On a steep downgrade he lost traction, slid ever faster down the hill and spun crazily, plunging over the steep embankment into the creek. The impact was tremendous, the airbag went off, the seatbelt wrenching his body, the world swirling crazily.
Things suddenly were a blur: strong hands helping him out of the truck, a mixture of sounds, no cell service, roads closed, rushing water, children’s voices, someone asking if he was OK. He was wet, freezing, disoriented and barely walking. Slipping on the slick road, then he was lead up a rutted driveway toward bright lights, a porch and blast of hot air, the smell of delicious food. Someone was changing him out of wet clothes, touching his head, and he felt a slight sting. Then he was placed in a soft, reclining chair and left alone to fall into darkness.
He suddenly awoke and winced in pain, but his mind was clear now. An enclosed fireplace glowed in front of him, bright flames dancing, and the pungent odor of fresh cut pine cleansing the air. Christmas decorations sat on the mantel and stockings hung expectantly.
A small girl and boy were watching him and shouted excitedly that the stranger was awake. They stared shamelessly, their small faces serious.
A lean, bearded young man and attractive young woman hurried over and introduced themselves; Tom and Tasha. Tom nodded at his young son, James, and told John he owed his life to the boy who’d seen his spinning headlights. Soaked and barely conscious, John would never have lasted the night in weather like this. Was he able to stand?
Other than cuts, aches and pains too numerous to mention, John seemed OK. It was dinner time, and Tasha asked if would he care to join them. Much to his surprise, John was starving. When lead to a beautiful wooden table, he discovered Tom had crafted the furniture himself from various native woods. The handcrafted chairs were also intricate and ornate.
Everyone filled their plate, and John grabbed knife and fork. Tom cleared his throat and John saw all with folded hands.
“Would you join us in blessing the food?”
How long had it been since John said grace? He was embarrassed and nodded. “Of course.”
“Can I?” Young James asked eagerly and his Mom nodded, smiling at him with affection.

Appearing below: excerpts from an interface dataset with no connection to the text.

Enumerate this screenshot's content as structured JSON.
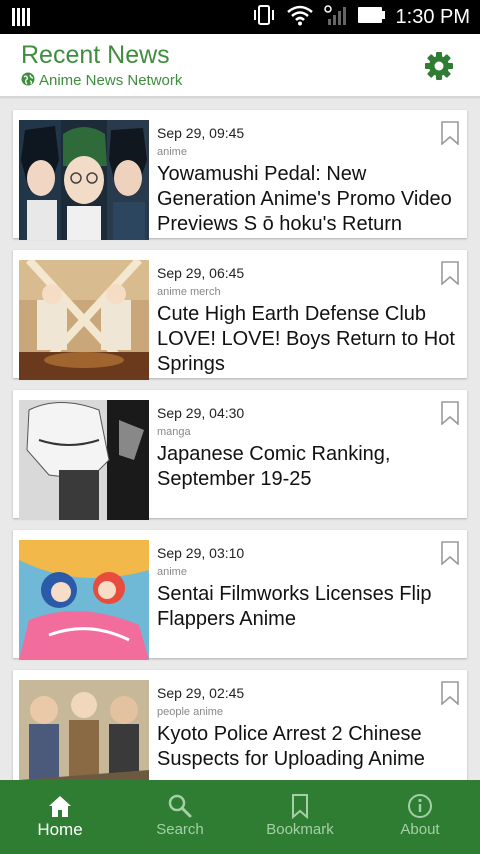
{
  "status_bar": {
    "time": "1:30 PM"
  },
  "header": {
    "title": "Recent News",
    "source": "Anime News Network",
    "settings_icon": "gear-icon"
  },
  "colors": {
    "brand": "#3e8e3e",
    "nav_bg": "#2e7d32",
    "nav_inactive": "#a5cfa7"
  },
  "news": [
    {
      "date": "Sep 29, 09:45",
      "category": "anime",
      "title": "Yowamushi Pedal: New Generation Anime's Promo Video Previews S ō hoku's Return"
    },
    {
      "date": "Sep 29, 06:45",
      "category": "anime merch",
      "title": "Cute High Earth Defense Club LOVE! LOVE! Boys Return to Hot Springs"
    },
    {
      "date": "Sep 29, 04:30",
      "category": "manga",
      "title": "Japanese Comic Ranking, September 19-25"
    },
    {
      "date": "Sep 29, 03:10",
      "category": "anime",
      "title": "Sentai Filmworks Licenses Flip Flappers Anime"
    },
    {
      "date": "Sep 29, 02:45",
      "category": "people anime",
      "title": "Kyoto Police Arrest 2 Chinese Suspects for Uploading Anime"
    }
  ],
  "nav": [
    {
      "label": "Home",
      "icon": "home-icon",
      "active": true
    },
    {
      "label": "Search",
      "icon": "search-icon",
      "active": false
    },
    {
      "label": "Bookmark",
      "icon": "bookmark-icon",
      "active": false
    },
    {
      "label": "About",
      "icon": "info-icon",
      "active": false
    }
  ]
}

“Heavenly Father; I’m glad you made me look out the window to see what happened; John was hurt bad and it was good to help him. Bless this food, especially the cookies. In the name of Jesus Christ, Amen.”
James grinned impishly at his mother who frowned slightly at the cookie reference. His dad looked at him gravely, but couldn’t help smiling. John felt a lump in his throat.

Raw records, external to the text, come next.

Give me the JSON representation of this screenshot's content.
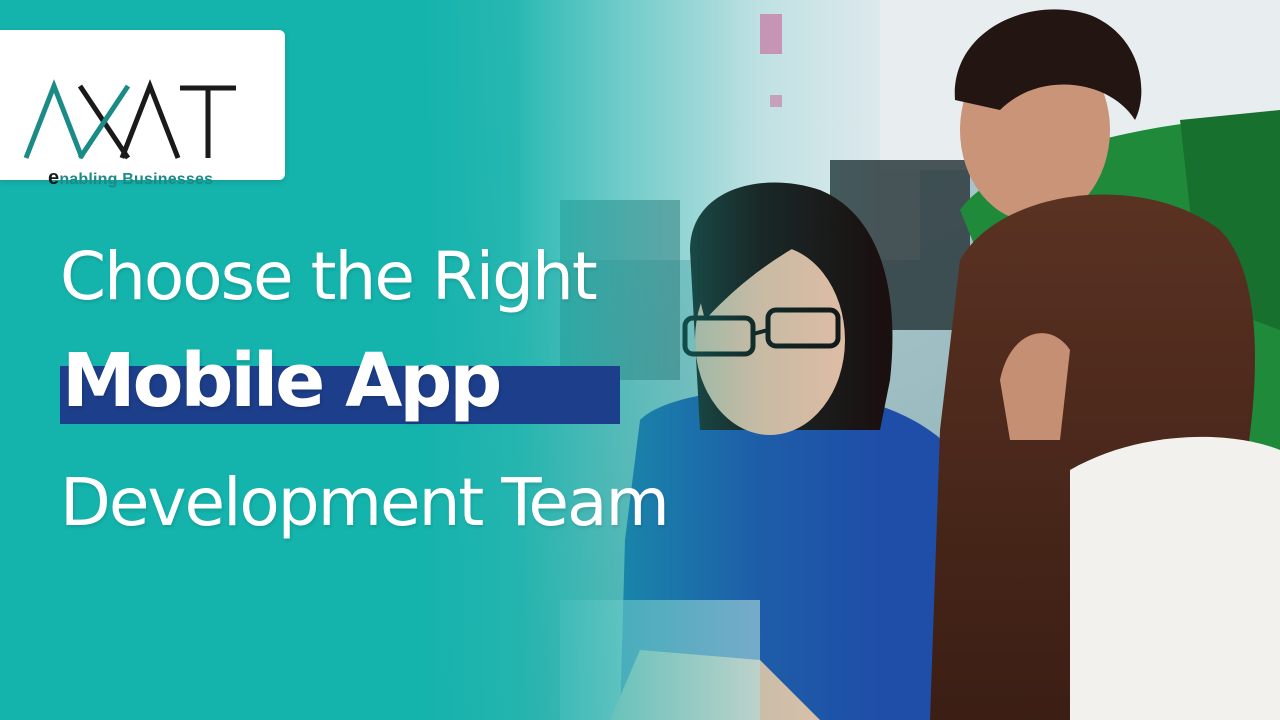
{
  "logo": {
    "wordmark": "AXAT",
    "tagline_rest": "nabling Businesses",
    "brand_teal": "#1a8b86",
    "brand_dark": "#1a1a1a"
  },
  "headline": {
    "line1": "Choose the Right",
    "line2": "Mobile App",
    "line3": "Development Team"
  },
  "colors": {
    "background_teal": "#14b3ac",
    "highlight_navy": "#1d3e8a",
    "text": "#ffffff"
  },
  "icons": {
    "tagline_mark": "e-glyph",
    "photo": "team-at-computer-photo"
  }
}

A home-cooked meal! John couldn’t believe how good it was, and conversation flowed smoothly. Tom tapped his glass. “I want to tell you kids something. Do you want to know when I first knew I loved your Mom?”
Two heads nodded, eyes shining.

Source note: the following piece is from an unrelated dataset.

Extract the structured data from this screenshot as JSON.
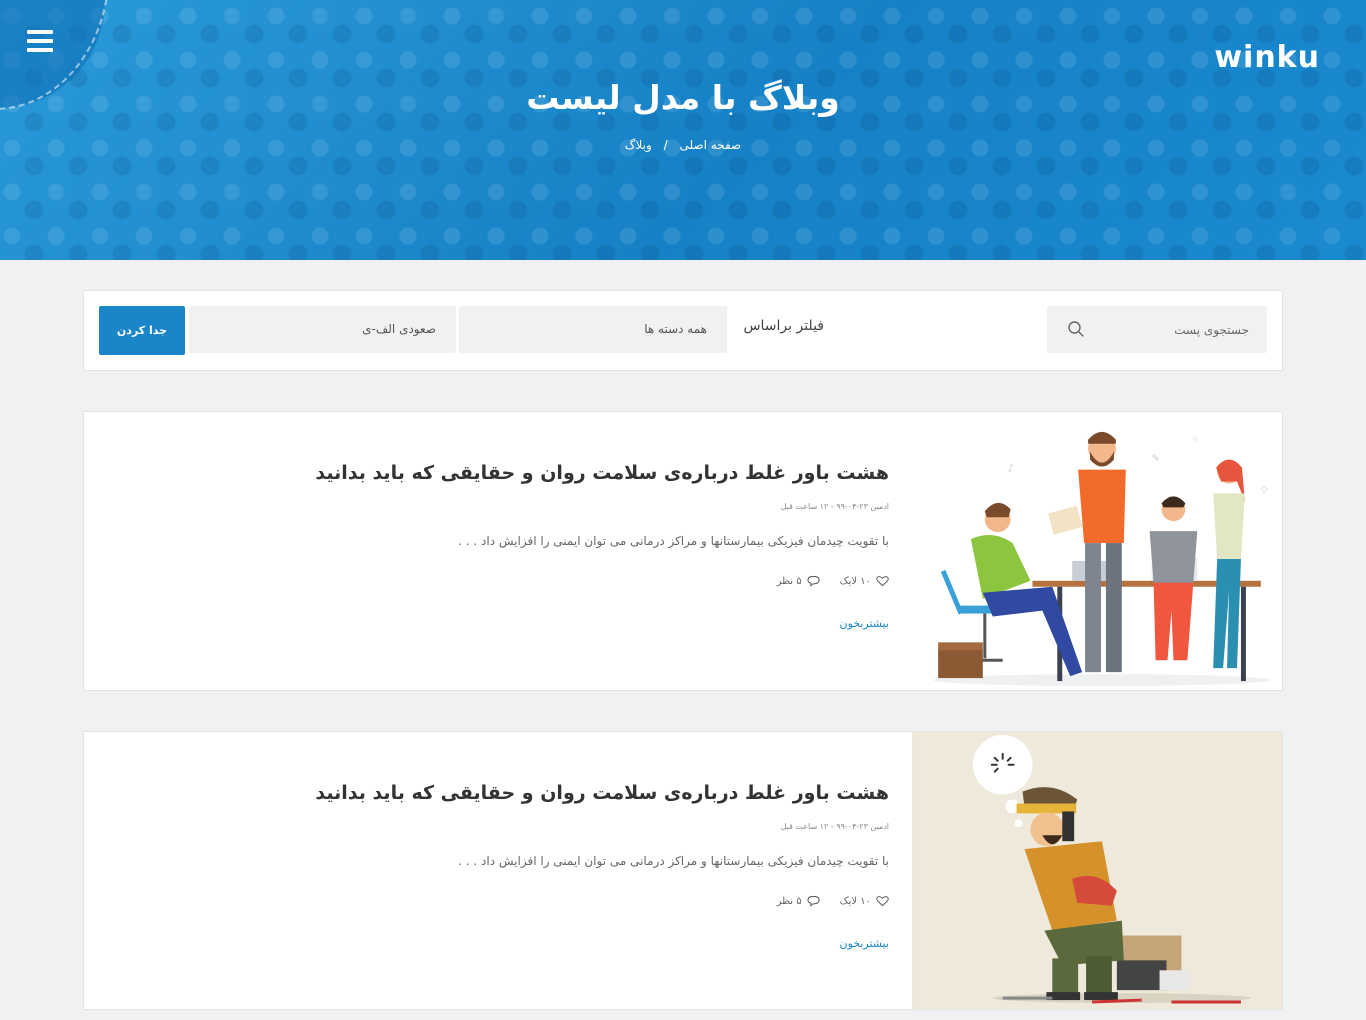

“Your mother used to walk her dog everyday, and I thought she was beautiful as she passed by our home,” Tom said. “One day, my dad just shoved me in the back and ordered me to stop gawking like a ninny and talk to her. She saw me coming and waited. It never dawned on me she could have walked her dog anywhere.”
Tasha looked down at the table as if embarrassed her little secret had to come to light, her cheeks flushing.
“I was pretty shy, but managed to introduce myself,” Tom continued. “When she said my name, something about her voice touched my heart. I knew instantly I loved her. It was a voice somehow I’d always known I loved.”
Glancing at the ring on John’s hand Tom asked if he would tell them about his wife and when he first knew.
John remembered that special day so clearly now, the tenderness, purity of emotion and devotion he’d felt. She was the mother of his children and he was letting that all slip away, in fact so many encouraged him in pursuits he knew were so wrong. Somehow, he’d shoved her selfishly aside.
Tears gushed from his eyes, and sobs racked his body. No wonder he was so miserable, he’d become a cheat and liar.
“Look how much he loves his wife!” Tasha said; compassion filling her face and the knife twisted still deeper.
And so it was that a storm, a near-fatal accident and a single request lead John back on the road to self-respect, real happiness and a love he’d nearly squandered.
Some might say it was merely chance, but John felt it happened as the angels sang glad tidings.